WHAT YOU ARE ASKED TO DO
Would you write out each line of the material below exactly, skipping every picture?
-- -- --
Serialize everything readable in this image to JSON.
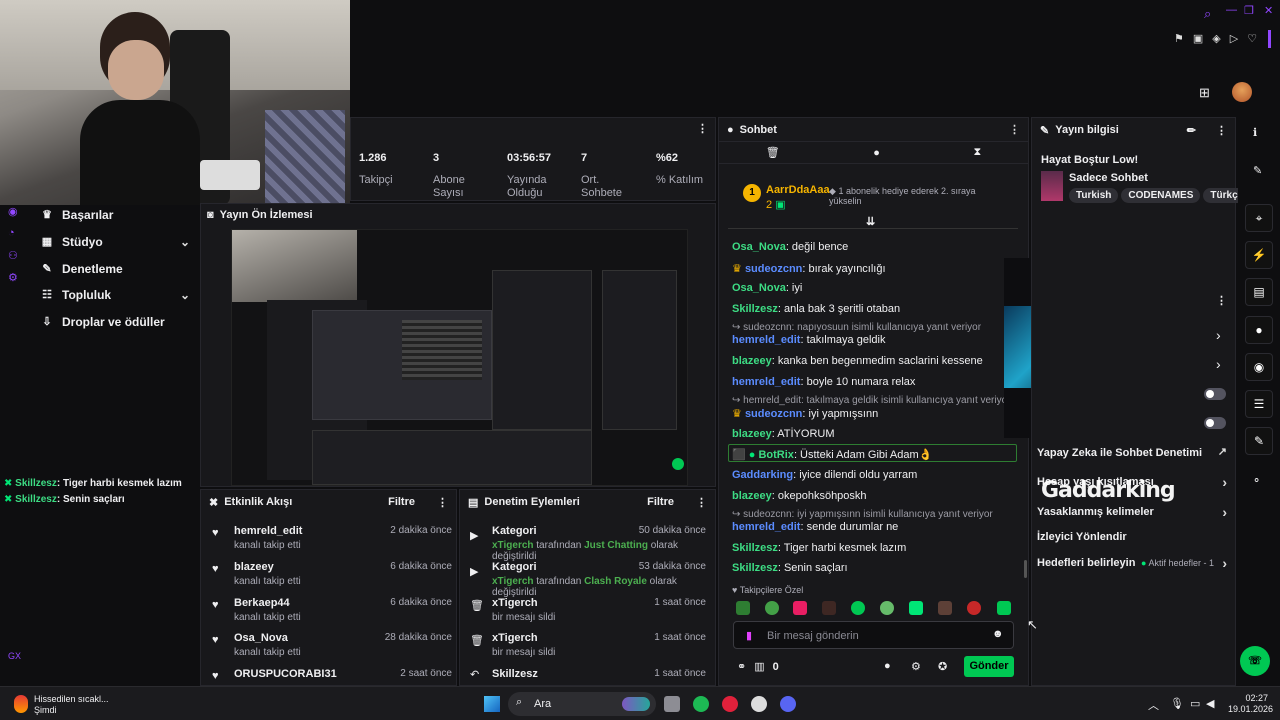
{
  "colors": {
    "accent": "#00e676",
    "bg": "#0e0e10",
    "panel": "#18181b",
    "purple": "#9147ff",
    "send": "#00c853"
  },
  "sidebar": {
    "items": [
      {
        "label": "Başarılar",
        "icon": "trophy-icon"
      },
      {
        "label": "Stüdyo",
        "icon": "studio-icon",
        "expandable": true
      },
      {
        "label": "Denetleme",
        "icon": "wrench-icon"
      },
      {
        "label": "Topluluk",
        "icon": "community-icon",
        "expandable": true
      },
      {
        "label": "Droplar ve ödüller",
        "icon": "drops-icon"
      }
    ]
  },
  "overlay_chat": [
    {
      "user": "Skillzesz",
      "text": ": Tiger harbi kesmek lazım"
    },
    {
      "user": "Skillzesz",
      "text": ": Senin saçları"
    }
  ],
  "stats": [
    {
      "value": "1.286",
      "label": "Takipçi"
    },
    {
      "value": "3",
      "label": "Abone Sayısı"
    },
    {
      "value": "03:56:57",
      "label": "Yayında Olduğu"
    },
    {
      "value": "7",
      "label": "Ort. Sohbete"
    },
    {
      "value": "%62",
      "label": "% Katılım"
    }
  ],
  "preview": {
    "title": "Yayın Ön İzlemesi"
  },
  "activity": {
    "title": "Etkinlik Akışı",
    "filter": "Filtre",
    "rows": [
      {
        "name": "hemreld_edit",
        "sub": "kanalı takip etti",
        "time": "2 dakika önce"
      },
      {
        "name": "blazeey",
        "sub": "kanalı takip etti",
        "time": "6 dakika önce"
      },
      {
        "name": "Berkaep44",
        "sub": "kanalı takip etti",
        "time": "6 dakika önce"
      },
      {
        "name": "Osa_Nova",
        "sub": "kanalı takip etti",
        "time": "28 dakika önce"
      },
      {
        "name": "ORUSPUCORABI31",
        "sub": "",
        "time": "2 saat önce"
      }
    ]
  },
  "moderation": {
    "title": "Denetim Eylemleri",
    "filter": "Filtre",
    "rows": [
      {
        "name": "Kategori",
        "actor": "xTigerch",
        "mid": " tarafından ",
        "value": "Just Chatting",
        "tail": " olarak değiştirildi",
        "time": "50 dakika önce"
      },
      {
        "name": "Kategori",
        "actor": "xTigerch",
        "mid": " tarafından ",
        "value": "Clash Royale",
        "tail": " olarak değiştirildi",
        "time": "53 dakika önce"
      },
      {
        "name": "xTigerch",
        "sub": "bir mesajı sildi",
        "time": "1 saat önce"
      },
      {
        "name": "xTigerch",
        "sub": "bir mesajı sildi",
        "time": "1 saat önce"
      },
      {
        "name": "Skillzesz",
        "sub": "",
        "time": "1 saat önce"
      }
    ]
  },
  "chat": {
    "title": "Sohbet",
    "gift": {
      "user": "AarrDdaAaa",
      "count": "2",
      "text": "1 abonelik hediye ederek 2. sıraya yükselin"
    },
    "messages": [
      {
        "user": "Osa_Nova",
        "text": ": değil bence"
      },
      {
        "user": "sudeozcnn",
        "text": ": bırak yayıncılığı"
      },
      {
        "user": "Osa_Nova",
        "text": ": iyi"
      },
      {
        "user": "Skillzesz",
        "text": ": anla bak 3 şeritli otaban"
      },
      {
        "reply": "sudeozcnn: napıyosuun isimli kullanıcıya yanıt veriyor"
      },
      {
        "user": "hemreld_edit",
        "text": ": takılmaya geldik"
      },
      {
        "user": "blazeey",
        "text": ": kanka ben begenmedim saclarini kessene"
      },
      {
        "user": "hemreld_edit",
        "text": ": boyle 10 numara relax"
      },
      {
        "reply": "hemreld_edit: takılmaya geldik isimli kullanıcıya yanıt veriyor"
      },
      {
        "user": "sudeozcnn",
        "text": ": iyi yapmışsınn"
      },
      {
        "user": "blazeey",
        "text": ": ATİYORUM"
      },
      {
        "user": "BotRix",
        "text": ": Üstteki Adam Gibi Adam👌"
      },
      {
        "user": "Gaddarking",
        "text": ": iyice dilendi oldu yarram"
      },
      {
        "user": "blazeey",
        "text": ": okepohksöhposkh"
      },
      {
        "reply": "sudeozcnn: iyi yapmışsınn isimli kullanıcıya yanıt veriyor"
      },
      {
        "user": "hemreld_edit",
        "text": ": sende durumlar ne"
      },
      {
        "user": "Skillzesz",
        "text": ": Tiger harbi kesmek lazım"
      },
      {
        "user": "Skillzesz",
        "text": ": Senin saçları"
      }
    ],
    "emote_section": "Takipçilere Özel",
    "input_placeholder": "Bir mesaj gönderin",
    "points": "0",
    "send_label": "Gönder"
  },
  "info": {
    "title": "Yayın bilgisi",
    "stream_title": "Hayat Boştur Low!",
    "category": "Sadece Sohbet",
    "tags": [
      "Turkish",
      "CODENAMES",
      "Türkçe"
    ]
  },
  "settings_list": [
    {
      "label": "Yapay Zeka ile Sohbet Denetimi"
    },
    {
      "label": "Hesap yaşı kısıtlaması"
    },
    {
      "label": "Yasaklanmış kelimeler"
    },
    {
      "label": "İzleyici Yönlendir"
    },
    {
      "label": "Hedefleri belirleyin",
      "extra": "Aktif hedefler - 1"
    }
  ],
  "watermark": "Gaddarking",
  "taskbar": {
    "weather_title": "Hissedilen sıcakl...",
    "weather_sub": "Şimdi",
    "search": "Ara",
    "time": "02:27",
    "date": "19.01.2026"
  }
}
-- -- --
TASK OUTPUT
Serialize everything readable in this image to JSON.
{
  "colors": {
    "accent": "#00e676",
    "bg": "#0e0e10",
    "panel": "#18181b",
    "purple": "#9147ff",
    "send": "#00c853"
  },
  "sidebar": {
    "items": [
      {
        "label": "Başarılar",
        "icon": "trophy-icon"
      },
      {
        "label": "Stüdyo",
        "icon": "studio-icon",
        "expandable": true
      },
      {
        "label": "Denetleme",
        "icon": "wrench-icon"
      },
      {
        "label": "Topluluk",
        "icon": "community-icon",
        "expandable": true
      },
      {
        "label": "Droplar ve ödüller",
        "icon": "drops-icon"
      }
    ]
  },
  "overlay_chat": [
    {
      "user": "Skillzesz",
      "text": ": Tiger harbi kesmek lazım"
    },
    {
      "user": "Skillzesz",
      "text": ": Senin saçları"
    }
  ],
  "stats": [
    {
      "value": "1.286",
      "label": "Takipçi"
    },
    {
      "value": "3",
      "label": "Abone Sayısı"
    },
    {
      "value": "03:56:57",
      "label": "Yayında Olduğu"
    },
    {
      "value": "7",
      "label": "Ort. Sohbete"
    },
    {
      "value": "%62",
      "label": "% Katılım"
    }
  ],
  "preview": {
    "title": "Yayın Ön İzlemesi"
  },
  "activity": {
    "title": "Etkinlik Akışı",
    "filter": "Filtre",
    "rows": [
      {
        "name": "hemreld_edit",
        "sub": "kanalı takip etti",
        "time": "2 dakika önce"
      },
      {
        "name": "blazeey",
        "sub": "kanalı takip etti",
        "time": "6 dakika önce"
      },
      {
        "name": "Berkaep44",
        "sub": "kanalı takip etti",
        "time": "6 dakika önce"
      },
      {
        "name": "Osa_Nova",
        "sub": "kanalı takip etti",
        "time": "28 dakika önce"
      },
      {
        "name": "ORUSPUCORABI31",
        "sub": "",
        "time": "2 saat önce"
      }
    ]
  },
  "moderation": {
    "title": "Denetim Eylemleri",
    "filter": "Filtre",
    "rows": [
      {
        "name": "Kategori",
        "actor": "xTigerch",
        "mid": " tarafından ",
        "value": "Just Chatting",
        "tail": " olarak değiştirildi",
        "time": "50 dakika önce"
      },
      {
        "name": "Kategori",
        "actor": "xTigerch",
        "mid": " tarafından ",
        "value": "Clash Royale",
        "tail": " olarak değiştirildi",
        "time": "53 dakika önce"
      },
      {
        "name": "xTigerch",
        "sub": "bir mesajı sildi",
        "time": "1 saat önce"
      },
      {
        "name": "xTigerch",
        "sub": "bir mesajı sildi",
        "time": "1 saat önce"
      },
      {
        "name": "Skillzesz",
        "sub": "",
        "time": "1 saat önce"
      }
    ]
  },
  "chat": {
    "title": "Sohbet",
    "gift": {
      "user": "AarrDdaAaa",
      "count": "2",
      "text": "1 abonelik hediye ederek 2. sıraya yükselin"
    },
    "messages": [
      {
        "user": "Osa_Nova",
        "text": ": değil bence"
      },
      {
        "user": "sudeozcnn",
        "text": ": bırak yayıncılığı"
      },
      {
        "user": "Osa_Nova",
        "text": ": iyi"
      },
      {
        "user": "Skillzesz",
        "text": ": anla bak 3 şeritli otaban"
      },
      {
        "reply": "sudeozcnn: napıyosuun isimli kullanıcıya yanıt veriyor"
      },
      {
        "user": "hemreld_edit",
        "text": ": takılmaya geldik"
      },
      {
        "user": "blazeey",
        "text": ": kanka ben begenmedim saclarini kessene"
      },
      {
        "user": "hemreld_edit",
        "text": ": boyle 10 numara relax"
      },
      {
        "reply": "hemreld_edit: takılmaya geldik isimli kullanıcıya yanıt veriyor"
      },
      {
        "user": "sudeozcnn",
        "text": ": iyi yapmışsınn"
      },
      {
        "user": "blazeey",
        "text": ": ATİYORUM"
      },
      {
        "user": "BotRix",
        "text": ": Üstteki Adam Gibi Adam👌"
      },
      {
        "user": "Gaddarking",
        "text": ": iyice dilendi oldu yarram"
      },
      {
        "user": "blazeey",
        "text": ": okepohksöhposkh"
      },
      {
        "reply": "sudeozcnn: iyi yapmışsınn isimli kullanıcıya yanıt veriyor"
      },
      {
        "user": "hemreld_edit",
        "text": ": sende durumlar ne"
      },
      {
        "user": "Skillzesz",
        "text": ": Tiger harbi kesmek lazım"
      },
      {
        "user": "Skillzesz",
        "text": ": Senin saçları"
      }
    ],
    "emote_section": "Takipçilere Özel",
    "input_placeholder": "Bir mesaj gönderin",
    "points": "0",
    "send_label": "Gönder"
  },
  "info": {
    "title": "Yayın bilgisi",
    "stream_title": "Hayat Boştur Low!",
    "category": "Sadece Sohbet",
    "tags": [
      "Turkish",
      "CODENAMES",
      "Türkçe"
    ]
  },
  "settings_list": [
    {
      "label": "Yapay Zeka ile Sohbet Denetimi"
    },
    {
      "label": "Hesap yaşı kısıtlaması"
    },
    {
      "label": "Yasaklanmış kelimeler"
    },
    {
      "label": "İzleyici Yönlendir"
    },
    {
      "label": "Hedefleri belirleyin",
      "extra": "Aktif hedefler - 1"
    }
  ],
  "watermark": "Gaddarking",
  "taskbar": {
    "weather_title": "Hissedilen sıcakl...",
    "weather_sub": "Şimdi",
    "search": "Ara",
    "time": "02:27",
    "date": "19.01.2026"
  }
}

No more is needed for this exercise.